** EXERCISE PROMPT **
A single number is the whole answer: the tally of lines in the data below that include the word "Average".

--------

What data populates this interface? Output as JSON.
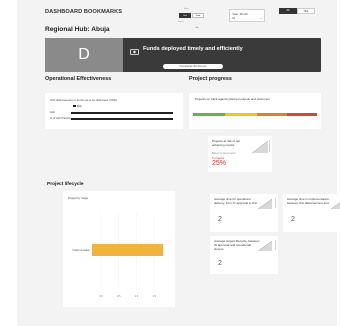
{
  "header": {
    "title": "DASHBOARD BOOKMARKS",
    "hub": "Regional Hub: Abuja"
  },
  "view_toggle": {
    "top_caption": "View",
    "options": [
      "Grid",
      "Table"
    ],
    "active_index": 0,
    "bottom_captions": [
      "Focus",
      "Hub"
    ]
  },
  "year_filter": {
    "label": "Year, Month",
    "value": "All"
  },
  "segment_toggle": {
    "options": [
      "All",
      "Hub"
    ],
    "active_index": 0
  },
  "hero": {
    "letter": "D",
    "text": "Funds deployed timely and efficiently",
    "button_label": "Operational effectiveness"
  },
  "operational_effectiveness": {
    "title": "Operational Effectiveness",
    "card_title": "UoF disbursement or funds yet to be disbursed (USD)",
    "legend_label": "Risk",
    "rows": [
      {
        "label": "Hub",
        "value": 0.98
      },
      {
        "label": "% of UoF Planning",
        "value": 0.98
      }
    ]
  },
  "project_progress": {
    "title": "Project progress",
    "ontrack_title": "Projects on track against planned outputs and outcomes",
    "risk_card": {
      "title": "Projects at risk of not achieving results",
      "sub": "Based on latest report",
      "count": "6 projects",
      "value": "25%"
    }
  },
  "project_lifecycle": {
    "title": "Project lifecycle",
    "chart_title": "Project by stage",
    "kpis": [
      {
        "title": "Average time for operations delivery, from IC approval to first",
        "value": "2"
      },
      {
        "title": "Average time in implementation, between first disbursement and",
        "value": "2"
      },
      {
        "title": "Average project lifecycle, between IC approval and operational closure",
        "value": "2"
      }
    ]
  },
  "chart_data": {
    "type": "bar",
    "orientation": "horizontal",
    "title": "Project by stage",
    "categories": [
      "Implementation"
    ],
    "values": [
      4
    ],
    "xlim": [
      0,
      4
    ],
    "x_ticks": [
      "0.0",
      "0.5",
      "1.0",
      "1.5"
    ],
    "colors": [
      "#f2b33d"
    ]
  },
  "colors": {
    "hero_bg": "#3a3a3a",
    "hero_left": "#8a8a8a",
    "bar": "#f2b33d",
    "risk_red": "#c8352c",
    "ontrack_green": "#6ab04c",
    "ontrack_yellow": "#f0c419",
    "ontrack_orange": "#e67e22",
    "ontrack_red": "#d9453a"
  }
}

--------

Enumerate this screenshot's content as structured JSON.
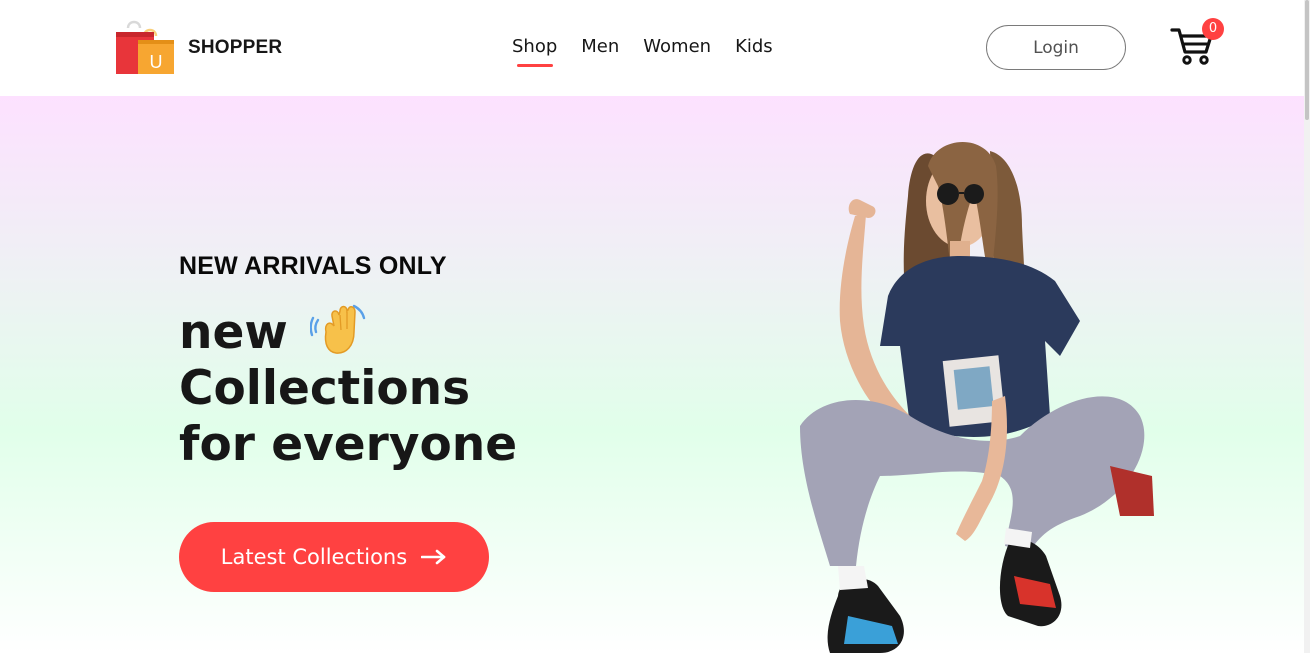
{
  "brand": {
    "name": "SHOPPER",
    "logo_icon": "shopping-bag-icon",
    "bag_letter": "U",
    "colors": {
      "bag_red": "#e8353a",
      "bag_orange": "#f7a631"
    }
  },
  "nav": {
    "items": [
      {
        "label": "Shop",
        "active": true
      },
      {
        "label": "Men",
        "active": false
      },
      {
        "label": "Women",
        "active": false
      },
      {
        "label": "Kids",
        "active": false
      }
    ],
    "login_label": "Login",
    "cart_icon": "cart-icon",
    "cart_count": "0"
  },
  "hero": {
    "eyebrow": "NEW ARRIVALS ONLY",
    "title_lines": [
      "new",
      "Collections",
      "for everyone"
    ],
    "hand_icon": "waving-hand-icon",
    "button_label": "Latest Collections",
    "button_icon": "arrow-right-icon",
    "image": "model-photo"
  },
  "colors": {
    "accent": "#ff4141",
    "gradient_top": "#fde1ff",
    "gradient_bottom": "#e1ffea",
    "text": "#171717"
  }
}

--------

** WRITTEN REPLY **
3